In its 2012 report, the Accountability Review Board – chaired by Thomas Pickering, President George H.W. Bush’s United Nations ambassador – called security at the facility in Benghazi “grossly inadequate.” As a result, four State Department officials were suspended, but they were reinstated by Secretary of State John Kerry in August 2013.
Several other congressional committees in the Republican-controlled House and the then-Democratic-ruled Senate followed. Most reached similar conclusions.
Two Senate committees – the Homeland Security Committee and the Select Committee on Intelligence – noted that in the months leading to the attacks, U.S. intelligence agencies knew of the deteriorating situation in Libya and that an attack was likely. But they did not say the U.S. government had specific intelligence of an imminent attack on the U.S. mission in Benghazi. Security at some facilities had been bolstered, but it was not enough.

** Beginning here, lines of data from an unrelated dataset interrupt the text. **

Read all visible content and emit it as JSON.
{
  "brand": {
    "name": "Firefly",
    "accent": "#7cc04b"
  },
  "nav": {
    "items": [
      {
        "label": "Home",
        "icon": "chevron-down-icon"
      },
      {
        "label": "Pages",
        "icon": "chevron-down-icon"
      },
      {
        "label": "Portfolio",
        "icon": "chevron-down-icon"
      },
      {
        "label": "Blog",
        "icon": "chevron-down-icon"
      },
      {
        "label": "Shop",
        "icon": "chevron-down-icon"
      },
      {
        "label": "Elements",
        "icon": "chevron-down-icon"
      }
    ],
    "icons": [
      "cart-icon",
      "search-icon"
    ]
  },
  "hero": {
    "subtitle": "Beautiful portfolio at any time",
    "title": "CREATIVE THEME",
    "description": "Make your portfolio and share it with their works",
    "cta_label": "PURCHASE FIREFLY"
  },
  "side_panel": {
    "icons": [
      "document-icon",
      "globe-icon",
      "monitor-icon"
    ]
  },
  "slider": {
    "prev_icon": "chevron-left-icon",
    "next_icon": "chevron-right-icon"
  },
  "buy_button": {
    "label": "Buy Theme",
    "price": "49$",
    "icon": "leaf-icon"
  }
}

The House Foreign Affairs Committee said Clinton was “certainly aware” of warnings by the intelligence community before the attacks about the “deteriorating security environment in eastern Libya, including al-Qaida’s expanding operations and the mounting risk to U.S. personnel and facilities.”
The House Judiciary Committee blasted the State Department for “a fundamental lack of understanding at the highest levels ... as to the dangers presented in Benghazi, Libya.”
The investigation by the House Intelligence Committee resulted in a report that debunked conspiracy theories espoused by some congressional Republicans and outside groups that the Obama administration gave orders for security forces to “stand down” during the Benghazi attack.
So far, the House Select Committee on Benghazi has interviewed 53 witnesses, 30 of whom were not interviewed by the eight other groups, and many of them Clinton aides, including an information technology specialist who maintained Clinton’s computer server and her longtime adviser Sidney Blumenthal. The committee has sifted through thousands of pages of documents.
And the inquiry does not appear to be near the end.
Gowdy said his committee will not be finished with its investigation until months before the election next year.
In the meantime, Clinton’s campaign and outside groups backing her candidacy are fighting back with a flurry of press releases and fact sheets, praise for her tenure as secretary of state, even a briefly run TV ad.
They have been reaping the benefit of a spate of bad publicity for the committee that started when House Majority Leader Kevin McCarthy, R-Calif., suggested the panel had caused Clinton’s poll numbers to drop.
“Everybody thought Hillary Clinton was unbeatable,” McCarthy told Fox News host Sean Hannity. “But we put together a Benghazi special committee, a select committee. What are her numbers today? Her numbers are dropping.”
Last week, U.S. Rep. Richard Hanna, R-N.Y., told a radio talk show host that “there is a big part of this investigation that was designed to go after people – an individual, Hillary Clinton.”
In a Sunday interview on CBS’ “Face the Nation,” Gowdy lashed out – and not only at his Democratic critics: “I have told my own Republican colleagues and friends, shut up talking about things that you don’t know anything about. And unless you’re on the committee, you have no idea what we have done, why we have done it and what new facts we have found.”
Gowdy has been preparing for Thursday’s appearance by Clinton for several months, going to great lengths to try to choreograph the hearing to ensure that Republicans stay focused on the Benghazi attack and make no gaffes.
But Democrat Schiff thinks committee Republicans inevitably will get to questions about the emails.
“They will go through the motions the first couple of rounds,” he said Tuesday, “and we will really see what they are after in the last round or two. I think they will hope to wear down the secretary after a long day and get their headline news moment.”